→ **WORK ORDER**
Each line of the listing below containing the word "tabblad" should be returned.

→ **DATA FOR THIS EXERCISE**
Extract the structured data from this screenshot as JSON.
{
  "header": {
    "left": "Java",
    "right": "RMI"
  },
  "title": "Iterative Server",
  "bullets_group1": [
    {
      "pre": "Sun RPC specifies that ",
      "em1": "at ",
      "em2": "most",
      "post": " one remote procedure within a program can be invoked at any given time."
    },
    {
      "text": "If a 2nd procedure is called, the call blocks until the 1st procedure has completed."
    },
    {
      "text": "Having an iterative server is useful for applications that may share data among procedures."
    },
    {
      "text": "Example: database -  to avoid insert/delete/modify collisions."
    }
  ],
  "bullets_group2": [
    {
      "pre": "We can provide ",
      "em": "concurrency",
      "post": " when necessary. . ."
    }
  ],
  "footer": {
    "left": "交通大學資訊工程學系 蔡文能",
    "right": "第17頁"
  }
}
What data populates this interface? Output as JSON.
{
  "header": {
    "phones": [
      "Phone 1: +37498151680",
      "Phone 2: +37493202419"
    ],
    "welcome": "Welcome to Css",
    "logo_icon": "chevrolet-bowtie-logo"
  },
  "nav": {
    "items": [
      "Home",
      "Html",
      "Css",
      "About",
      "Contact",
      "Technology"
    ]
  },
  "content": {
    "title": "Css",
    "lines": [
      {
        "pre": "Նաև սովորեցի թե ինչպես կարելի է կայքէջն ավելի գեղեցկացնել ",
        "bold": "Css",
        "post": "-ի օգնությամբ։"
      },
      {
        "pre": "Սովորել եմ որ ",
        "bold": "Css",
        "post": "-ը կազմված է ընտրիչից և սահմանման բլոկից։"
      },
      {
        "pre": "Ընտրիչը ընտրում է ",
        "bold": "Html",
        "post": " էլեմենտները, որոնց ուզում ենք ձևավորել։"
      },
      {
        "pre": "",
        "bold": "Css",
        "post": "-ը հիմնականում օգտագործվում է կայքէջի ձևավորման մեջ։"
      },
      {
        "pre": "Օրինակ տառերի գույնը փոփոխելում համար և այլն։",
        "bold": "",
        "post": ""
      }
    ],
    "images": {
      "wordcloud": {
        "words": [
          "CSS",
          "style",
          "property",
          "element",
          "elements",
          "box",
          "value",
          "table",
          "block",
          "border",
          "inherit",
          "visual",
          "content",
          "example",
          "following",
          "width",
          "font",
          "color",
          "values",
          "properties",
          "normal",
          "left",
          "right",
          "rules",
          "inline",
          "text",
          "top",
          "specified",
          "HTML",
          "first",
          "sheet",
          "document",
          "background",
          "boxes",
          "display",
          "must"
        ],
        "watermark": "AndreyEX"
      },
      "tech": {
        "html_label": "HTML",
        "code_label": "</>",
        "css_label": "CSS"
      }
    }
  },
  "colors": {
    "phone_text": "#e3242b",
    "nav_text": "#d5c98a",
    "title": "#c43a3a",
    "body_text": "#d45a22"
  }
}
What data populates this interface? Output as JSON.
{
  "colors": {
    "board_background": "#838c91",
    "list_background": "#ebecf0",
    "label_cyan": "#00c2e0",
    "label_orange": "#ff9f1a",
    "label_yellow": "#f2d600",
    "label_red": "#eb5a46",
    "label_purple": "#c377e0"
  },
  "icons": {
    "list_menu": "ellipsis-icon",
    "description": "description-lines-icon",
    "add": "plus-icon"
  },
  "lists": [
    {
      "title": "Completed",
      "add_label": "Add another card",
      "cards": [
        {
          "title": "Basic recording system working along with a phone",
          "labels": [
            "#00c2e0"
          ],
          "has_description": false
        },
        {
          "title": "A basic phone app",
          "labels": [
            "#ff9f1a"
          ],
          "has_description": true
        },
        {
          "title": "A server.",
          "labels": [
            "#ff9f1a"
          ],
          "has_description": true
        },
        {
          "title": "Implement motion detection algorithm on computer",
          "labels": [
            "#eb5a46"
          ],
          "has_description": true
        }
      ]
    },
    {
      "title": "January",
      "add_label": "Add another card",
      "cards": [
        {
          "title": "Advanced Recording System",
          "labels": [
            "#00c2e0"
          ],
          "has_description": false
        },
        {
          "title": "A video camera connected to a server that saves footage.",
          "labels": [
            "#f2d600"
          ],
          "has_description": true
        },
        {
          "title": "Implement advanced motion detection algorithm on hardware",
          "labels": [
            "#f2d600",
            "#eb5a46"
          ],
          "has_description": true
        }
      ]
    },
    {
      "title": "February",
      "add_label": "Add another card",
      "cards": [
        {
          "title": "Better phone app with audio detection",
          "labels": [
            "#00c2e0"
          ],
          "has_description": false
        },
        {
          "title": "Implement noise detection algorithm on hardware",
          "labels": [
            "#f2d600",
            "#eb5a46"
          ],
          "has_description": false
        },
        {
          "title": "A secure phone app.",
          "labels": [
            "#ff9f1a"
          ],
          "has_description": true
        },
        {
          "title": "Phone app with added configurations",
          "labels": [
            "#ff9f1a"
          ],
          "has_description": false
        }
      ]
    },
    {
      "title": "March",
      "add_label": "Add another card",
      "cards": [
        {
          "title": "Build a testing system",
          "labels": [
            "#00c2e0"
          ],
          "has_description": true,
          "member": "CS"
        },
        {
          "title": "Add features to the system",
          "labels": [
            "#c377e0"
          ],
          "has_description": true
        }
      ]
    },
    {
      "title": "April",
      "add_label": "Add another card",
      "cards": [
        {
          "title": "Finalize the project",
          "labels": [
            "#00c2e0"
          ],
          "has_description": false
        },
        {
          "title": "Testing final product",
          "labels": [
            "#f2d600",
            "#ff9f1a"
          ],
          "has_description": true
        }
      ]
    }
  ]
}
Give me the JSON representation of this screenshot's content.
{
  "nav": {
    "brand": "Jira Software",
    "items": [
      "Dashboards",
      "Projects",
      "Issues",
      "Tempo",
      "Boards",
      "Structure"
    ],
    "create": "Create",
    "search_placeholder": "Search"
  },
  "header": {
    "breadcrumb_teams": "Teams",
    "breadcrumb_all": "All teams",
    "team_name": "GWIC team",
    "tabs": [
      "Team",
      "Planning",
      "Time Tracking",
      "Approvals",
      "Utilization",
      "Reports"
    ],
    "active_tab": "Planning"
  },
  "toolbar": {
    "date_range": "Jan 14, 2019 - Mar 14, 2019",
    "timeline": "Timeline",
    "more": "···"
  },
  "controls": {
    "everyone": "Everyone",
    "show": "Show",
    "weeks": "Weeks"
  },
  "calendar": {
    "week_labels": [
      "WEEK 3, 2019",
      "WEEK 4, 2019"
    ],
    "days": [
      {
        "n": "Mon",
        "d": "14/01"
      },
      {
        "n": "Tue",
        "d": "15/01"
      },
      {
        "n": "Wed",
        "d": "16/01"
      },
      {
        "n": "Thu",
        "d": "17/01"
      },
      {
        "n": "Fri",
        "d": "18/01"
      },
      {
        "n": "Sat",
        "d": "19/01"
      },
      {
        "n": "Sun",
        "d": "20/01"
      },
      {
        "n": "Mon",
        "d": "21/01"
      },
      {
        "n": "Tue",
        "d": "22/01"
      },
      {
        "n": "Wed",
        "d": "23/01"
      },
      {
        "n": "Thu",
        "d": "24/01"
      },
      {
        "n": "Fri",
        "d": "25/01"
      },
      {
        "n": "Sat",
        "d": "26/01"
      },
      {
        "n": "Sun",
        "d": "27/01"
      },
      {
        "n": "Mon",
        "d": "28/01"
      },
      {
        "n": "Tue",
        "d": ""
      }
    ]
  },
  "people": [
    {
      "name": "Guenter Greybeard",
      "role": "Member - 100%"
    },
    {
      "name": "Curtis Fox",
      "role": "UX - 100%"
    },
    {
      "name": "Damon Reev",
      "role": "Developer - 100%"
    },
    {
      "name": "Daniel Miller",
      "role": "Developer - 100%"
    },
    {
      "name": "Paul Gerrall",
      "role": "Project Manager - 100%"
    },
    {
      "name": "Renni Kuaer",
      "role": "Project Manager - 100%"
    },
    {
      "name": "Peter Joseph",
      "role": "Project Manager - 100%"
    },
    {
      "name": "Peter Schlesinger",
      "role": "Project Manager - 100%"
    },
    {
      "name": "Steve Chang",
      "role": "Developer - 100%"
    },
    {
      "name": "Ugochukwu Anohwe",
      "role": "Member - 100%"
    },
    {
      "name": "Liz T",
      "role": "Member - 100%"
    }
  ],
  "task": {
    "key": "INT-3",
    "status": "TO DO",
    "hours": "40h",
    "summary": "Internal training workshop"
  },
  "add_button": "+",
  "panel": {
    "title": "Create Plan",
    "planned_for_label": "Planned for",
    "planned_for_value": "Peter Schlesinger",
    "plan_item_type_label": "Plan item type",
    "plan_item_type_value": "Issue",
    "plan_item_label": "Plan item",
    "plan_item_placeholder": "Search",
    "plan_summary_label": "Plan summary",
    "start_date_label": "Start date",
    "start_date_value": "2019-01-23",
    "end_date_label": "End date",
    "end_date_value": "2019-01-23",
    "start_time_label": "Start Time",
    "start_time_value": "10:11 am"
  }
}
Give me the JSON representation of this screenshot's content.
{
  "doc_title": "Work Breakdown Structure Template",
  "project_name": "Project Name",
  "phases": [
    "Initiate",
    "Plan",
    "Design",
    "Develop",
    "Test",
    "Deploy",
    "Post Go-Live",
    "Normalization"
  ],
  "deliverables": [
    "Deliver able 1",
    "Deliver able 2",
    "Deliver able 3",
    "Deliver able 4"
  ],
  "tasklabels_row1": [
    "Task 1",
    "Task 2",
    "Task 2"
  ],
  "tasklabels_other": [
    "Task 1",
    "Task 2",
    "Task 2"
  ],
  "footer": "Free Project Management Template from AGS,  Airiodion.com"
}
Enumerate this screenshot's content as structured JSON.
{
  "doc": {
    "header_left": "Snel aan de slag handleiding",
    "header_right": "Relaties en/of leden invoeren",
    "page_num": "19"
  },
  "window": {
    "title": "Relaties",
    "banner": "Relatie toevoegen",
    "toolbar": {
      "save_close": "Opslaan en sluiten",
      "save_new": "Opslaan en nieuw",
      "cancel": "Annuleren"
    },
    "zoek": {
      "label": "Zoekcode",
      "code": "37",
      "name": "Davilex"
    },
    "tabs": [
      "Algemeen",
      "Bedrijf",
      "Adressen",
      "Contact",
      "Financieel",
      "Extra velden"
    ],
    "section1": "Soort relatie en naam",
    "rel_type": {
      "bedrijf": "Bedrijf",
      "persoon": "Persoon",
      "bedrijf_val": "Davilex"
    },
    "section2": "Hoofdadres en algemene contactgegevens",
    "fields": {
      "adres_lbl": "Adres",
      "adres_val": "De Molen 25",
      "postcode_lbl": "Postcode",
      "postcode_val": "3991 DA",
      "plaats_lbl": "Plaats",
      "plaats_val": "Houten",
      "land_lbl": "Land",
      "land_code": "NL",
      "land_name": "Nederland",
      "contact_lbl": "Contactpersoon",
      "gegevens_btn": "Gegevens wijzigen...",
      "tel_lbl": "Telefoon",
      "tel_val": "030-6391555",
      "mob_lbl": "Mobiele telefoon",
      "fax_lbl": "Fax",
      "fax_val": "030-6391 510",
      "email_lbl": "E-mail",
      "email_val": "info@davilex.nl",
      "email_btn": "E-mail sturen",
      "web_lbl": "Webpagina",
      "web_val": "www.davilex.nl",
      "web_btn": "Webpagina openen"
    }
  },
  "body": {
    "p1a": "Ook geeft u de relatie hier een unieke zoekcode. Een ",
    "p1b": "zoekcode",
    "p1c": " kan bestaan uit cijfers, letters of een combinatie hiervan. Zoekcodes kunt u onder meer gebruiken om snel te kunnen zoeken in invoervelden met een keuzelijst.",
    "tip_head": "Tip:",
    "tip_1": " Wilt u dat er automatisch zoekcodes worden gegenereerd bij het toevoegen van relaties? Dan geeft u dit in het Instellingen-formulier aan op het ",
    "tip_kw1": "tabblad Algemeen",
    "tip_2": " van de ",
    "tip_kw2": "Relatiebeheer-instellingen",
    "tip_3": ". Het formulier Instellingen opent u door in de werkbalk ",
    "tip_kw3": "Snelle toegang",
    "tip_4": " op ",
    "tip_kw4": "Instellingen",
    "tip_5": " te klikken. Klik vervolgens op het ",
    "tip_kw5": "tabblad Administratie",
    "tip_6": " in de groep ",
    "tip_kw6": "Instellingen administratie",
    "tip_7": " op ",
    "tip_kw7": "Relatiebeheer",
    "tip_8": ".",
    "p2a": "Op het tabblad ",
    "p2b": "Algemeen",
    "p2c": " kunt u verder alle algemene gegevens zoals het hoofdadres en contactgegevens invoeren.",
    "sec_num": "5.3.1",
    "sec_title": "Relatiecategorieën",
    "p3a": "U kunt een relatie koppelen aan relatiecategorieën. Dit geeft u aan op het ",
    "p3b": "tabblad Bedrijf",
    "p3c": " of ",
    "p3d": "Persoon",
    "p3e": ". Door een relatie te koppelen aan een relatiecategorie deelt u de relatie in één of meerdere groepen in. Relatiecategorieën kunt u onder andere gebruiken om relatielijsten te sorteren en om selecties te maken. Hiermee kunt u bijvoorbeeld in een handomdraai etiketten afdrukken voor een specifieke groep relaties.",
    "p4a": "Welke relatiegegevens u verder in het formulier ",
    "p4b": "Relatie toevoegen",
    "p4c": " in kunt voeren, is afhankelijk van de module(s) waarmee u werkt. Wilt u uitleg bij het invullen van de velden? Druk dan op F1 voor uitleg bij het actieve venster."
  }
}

→ **SOLUTION BELOW**
    "tip_kw1": "tabblad Algemeen",
    "tip_kw5": "tabblad Administratie",
    "p2a": "Op het tabblad ",
    "p3b": "tabblad Bedrijf",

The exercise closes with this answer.